Compile time code vs run time

Hey,
I’m trying to understand how distinguish between code that run on compile time and how do you follow that code execution.
For example, how can I know which part of Phoenix view is executing at compile time.

The rule of thumb is, that code inside of a def/defp is run during runtime, while code outside of it, is run during compile time.

An exception to this rule are macros, that is one of the reasons why they are annotated accordingly in the documentation. Regardless where they are, they are expanded during compile time, and therefore anything outside of a quote in the macro is therefore also run during compile time.
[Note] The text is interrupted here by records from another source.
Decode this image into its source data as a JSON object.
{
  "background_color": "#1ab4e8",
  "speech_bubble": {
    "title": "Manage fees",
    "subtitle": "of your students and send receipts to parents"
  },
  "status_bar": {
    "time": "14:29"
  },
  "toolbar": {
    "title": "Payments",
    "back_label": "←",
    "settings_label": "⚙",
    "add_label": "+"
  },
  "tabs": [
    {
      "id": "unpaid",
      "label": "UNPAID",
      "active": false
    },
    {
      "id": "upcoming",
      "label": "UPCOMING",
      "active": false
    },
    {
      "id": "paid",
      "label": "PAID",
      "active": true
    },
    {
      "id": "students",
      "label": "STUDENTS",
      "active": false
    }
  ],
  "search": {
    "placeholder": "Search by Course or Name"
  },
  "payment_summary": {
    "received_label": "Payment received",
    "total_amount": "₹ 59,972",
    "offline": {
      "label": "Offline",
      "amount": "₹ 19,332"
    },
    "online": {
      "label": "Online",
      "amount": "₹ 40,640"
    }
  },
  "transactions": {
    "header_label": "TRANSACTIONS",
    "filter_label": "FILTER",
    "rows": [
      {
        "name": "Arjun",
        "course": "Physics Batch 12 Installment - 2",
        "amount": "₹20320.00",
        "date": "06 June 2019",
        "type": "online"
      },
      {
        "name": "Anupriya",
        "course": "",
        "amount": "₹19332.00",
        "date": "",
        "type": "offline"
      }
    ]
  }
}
Templates in phoenix gets compiled into elixir functions during compiletime, though nothing in the template should be evaluated during compiletime, except for macros, as already mentioned.

There is also this blogpost: https://medium.com/@fxn/how-does-elixir-compile-execute-code-c1b36c9ec8cf

Can’t tell much about its quality, didn’t read it, but it seems to be from the same author who explained the parallel compiler very well in another blog post.

4 Likes

Thank you!
That make sense.

While @NobbZ answer is more or less correct there are few exceptions:

  • Macros are functions that returns AST (do not need to use quote) and can execute any code. In other words these are definition of “here be dragons”
  • Not all code in def/defp blocks will be executed in runtime

For example with default configuration c:init/1 in Plug.Builder will be executed in compile time, so this will print Hello there! in the compile time:

defmodule FooPlug do
  def init(opts) do
    IO.puts("Hello there!")

    opts
  end

  def call(conn, _opts) do
    IO.puts("General Kenobi")
    conn
  end
end

defmodule Pipeline do
  use Plug.Builder

  plug FooPlug
end

As you can always call “regular” functions in macros as well:

defmodule Foo do
  defmacro print_in_compiletime(msg) do
    IO.puts(msg)
    nil
  end
end

defmodule Bar do
  import Foo

  def foo do
    print_in_compiletime "Hello there!"
  end
end

Additionally you can force execution of some code during compile time by using unquote within function body:

defmodule Foo do
  def foo do
    IO.puts(unquote(IO.inspect("What the hell")))
  end
end
4 Likes

Things aren’t that simple… so I might have a library that I use and it will call my callbacks/functions at compile time and I have no idea. Except if I look at the source code or documentation.
Can I cause a bug if I don’t aware that a function is executing at compile time?